The mind's eye seeks a lens through which to observe the world and its people. The lens of "progress" has its blind spots and distortions, to be sure, but the lens of tradition, although it appears to be clear, undistorted, and reassuring is that way only because the experience is always very much the same. The curious thing is that Liberals will inevitably settle for a while on ideas and points of view, just like conservatives, but they are restless and do not reify them and take them to be final. Conservatives, having conducted periodic inventories of what they like and what frightens them or makes them uncomfortable, have trouble projecting an idea of themselves into new situations. Yes, they are often comfortable in complex situations, but the more uncertain outcomes become the more stressed become the conservatives. If they cannot see themselves living in New York City for more than a couple of days, they simply write off New York City and reify Middletown, which is much less complicated and much less likely to present them with difficult choices and contingencies. The conservative jet fighter pilot masters his machine, but has no time to understand his town and its people, so he establishes "dogmatic" benchmarks that reassure him that his ideas are "reasonable."
So, the countries of the world are amalgams of people who are futurists or traditionalists to one degree or another. Iran, for instance, is a country where the gulf between "liberals" and "conservatives" is wider than in the Netherlands, for one example, and the traditions of the conservative groups in Iran are respected through a process of religious kinship. In fact, the kinship is something of contrivance, a public illusion, growing out of the necessities of a waxing and waning material progress. Put more straightforwardly, cultures like the Iranian one are deeply riven, with robust "progressive" values supported and enunciated by a vigorous and dynamic minority, while traditional values are given credible lip-service to avoid civil unrest. The actions of the Supreme Leader Ayatollah Ali Khamenei in the current circumstances is understandable, given that as a cleric his world view is essentially based on traditional values, that his understanding of modern technology and the life it creates is minimal ... (but envious). Democratic voting is an anomalous activity to clerics. One does not vote on Allah's creation or ideas. The idea of democracy has a long way to go in Iran.

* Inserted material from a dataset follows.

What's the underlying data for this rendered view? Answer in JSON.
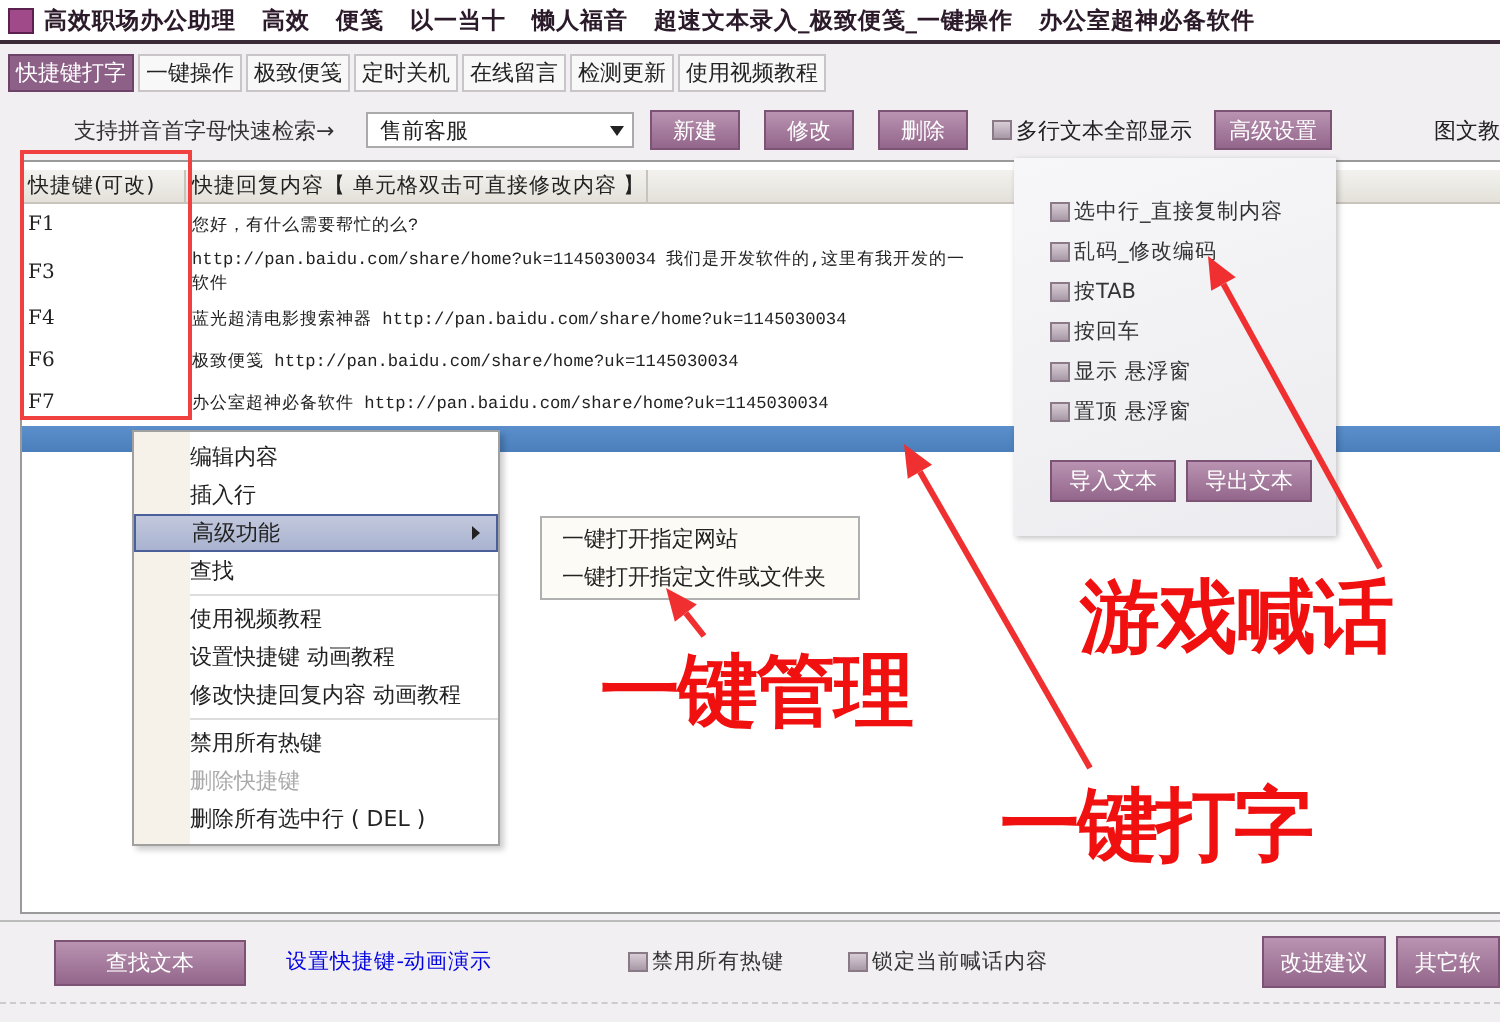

There was a book reviewed in the Sunday New York Times this past weekend entitled "No Smiting", Paul Bloom's feisty review article on Robert Wright's new book, The Evolution of God. "No Smiting" draws out the essential point that the Abrahamic religions' deities have evolved right along with the cultures that gave rise to them. Yahweh smote, Jesus (whether trinitarian or not) does not smite, in the course of 1200 years the followers of the Prophet Muhammed have evolved from bloody scimitars to ... what more genteel form? This is the essential question for Islam. The middle class citizens of Teheran and hundreds of other modern Muslim cities across the planet have evolved to a more abstract and less tribal view of civilization and their religion has evolved accordingly. But even if they understood it perfectly, most Muslim clerics do not have the courage to express themselves in the same vernacular. The very same thing obtains for the current and many past Popes of the Roman Catholic Church. In the U.S. and elsewhere, religious conservatism aligns with political conservatism in search of the answer about what will become of us in a culture of Change. The answer already evolved by the urban progressives and liberals ... a more abstract view of God and importantly, of the evolution of culture and world views correspondingly. In other words, a more tolerant and optimistic view of the course of history.
Sigmund Freud's Civilization and Its Discontents and Frank J. Sulloway's "Born To Rebel" are clear markers along the path to understanding the contest between modernity and tradition. From these two accounts it becomes obvious that these contrasting impulses are part of the human condition. They are not political planks or perspectives. They are not religious tenets or dogmas. They are, nevertheless, present and kicking within the expression of religion and politics. The kicking is the working out on small scales the evolving of a culture.